== What the task requires ==
Set down each record below precisely, skipping the pictures.

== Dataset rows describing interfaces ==
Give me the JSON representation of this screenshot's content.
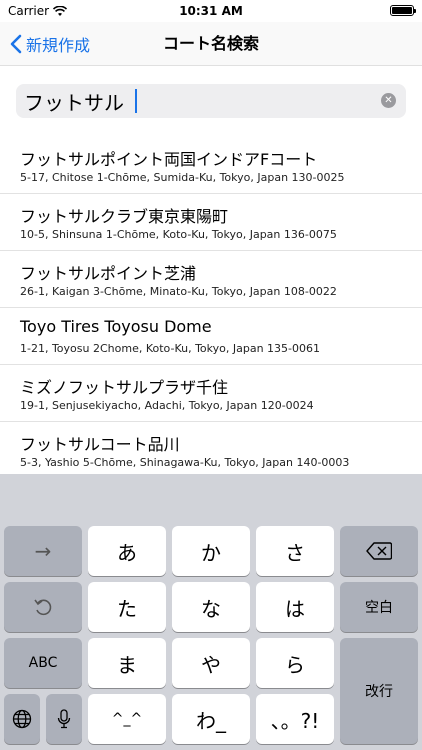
{
  "status_bar": {
    "carrier": "Carrier",
    "time": "10:31 AM"
  },
  "nav": {
    "back_label": "新規作成",
    "title": "コート名検索"
  },
  "search": {
    "value": "フットサル"
  },
  "results": [
    {
      "name": "フットサルポイント両国インドアFコート",
      "address": "5-17, Chitose 1-Chōme, Sumida-Ku, Tokyo, Japan 130-0025"
    },
    {
      "name": "フットサルクラブ東京東陽町",
      "address": "10-5, Shinsuna 1-Chōme, Koto-Ku, Tokyo, Japan 136-0075"
    },
    {
      "name": "フットサルポイント芝浦",
      "address": "26-1, Kaigan 3-Chōme, Minato-Ku, Tokyo, Japan 108-0022"
    },
    {
      "name": "Toyo Tires Toyosu Dome",
      "address": "1-21, Toyosu 2Chome, Koto-Ku, Tokyo, Japan 135-0061"
    },
    {
      "name": "ミズノフットサルプラザ千住",
      "address": "19-1, Senjusekiyacho, Adachi, Tokyo, Japan 120-0024"
    },
    {
      "name": "フットサルコート品川",
      "address": "5-3, Yashio 5-Chōme, Shinagawa-Ku, Tokyo, Japan 140-0003"
    }
  ],
  "keyboard": {
    "arrow": "→",
    "a": "あ",
    "ka": "か",
    "sa": "さ",
    "ta": "た",
    "na": "な",
    "ha": "は",
    "abc": "ABC",
    "ma": "ま",
    "ya": "や",
    "ra": "ら",
    "emoticon": "^_^",
    "wa": "わ_",
    "punct": "、。?!",
    "space": "空白",
    "return": "改行"
  },
  "colors": {
    "accent": "#1a73e8",
    "keyboard_bg": "#d1d3d9",
    "key_gray": "#acb0ba"
  }
}
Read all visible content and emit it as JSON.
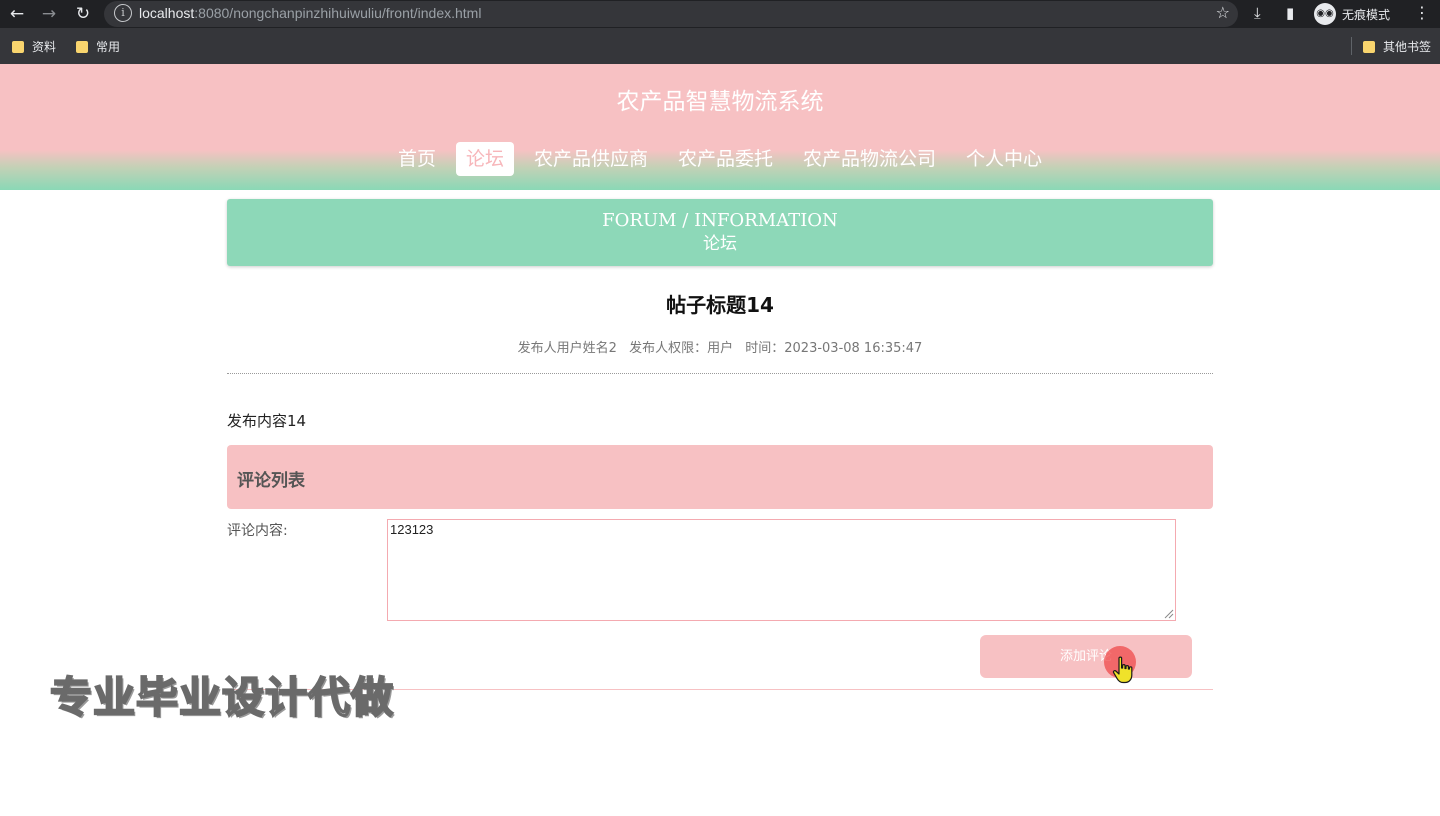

== Output of the exercise ==
Give me the JSON representation of this screenshot's content.
{
  "status_bar": {
    "carrier": "Carrier",
    "time": "10:31 AM"
  },
  "nav": {
    "back_label": "新規作成",
    "title": "コート名検索"
  },
  "search": {
    "value": "フットサル"
  },
  "results": [
    {
      "name": "フットサルポイント両国インドアFコート",
      "address": "5-17, Chitose 1-Chōme, Sumida-Ku, Tokyo, Japan 130-0025"
    },
    {
      "name": "フットサルクラブ東京東陽町",
      "address": "10-5, Shinsuna 1-Chōme, Koto-Ku, Tokyo, Japan 136-0075"
    },
    {
      "name": "フットサルポイント芝浦",
      "address": "26-1, Kaigan 3-Chōme, Minato-Ku, Tokyo, Japan 108-0022"
    },
    {
      "name": "Toyo Tires Toyosu Dome",
      "address": "1-21, Toyosu 2Chome, Koto-Ku, Tokyo, Japan 135-0061"
    },
    {
      "name": "ミズノフットサルプラザ千住",
      "address": "19-1, Senjusekiyacho, Adachi, Tokyo, Japan 120-0024"
    },
    {
      "name": "フットサルコート品川",
      "address": "5-3, Yashio 5-Chōme, Shinagawa-Ku, Tokyo, Japan 140-0003"
    }
  ],
  "keyboard": {
    "arrow": "→",
    "a": "あ",
    "ka": "か",
    "sa": "さ",
    "ta": "た",
    "na": "な",
    "ha": "は",
    "abc": "ABC",
    "ma": "ま",
    "ya": "や",
    "ra": "ら",
    "emoticon": "^_^",
    "wa": "わ_",
    "punct": "、。?!",
    "space": "空白",
    "return": "改行"
  },
  "colors": {
    "accent": "#1a73e8",
    "keyboard_bg": "#d1d3d9",
    "key_gray": "#acb0ba"
  }
}
Read all visible content and emit it as JSON.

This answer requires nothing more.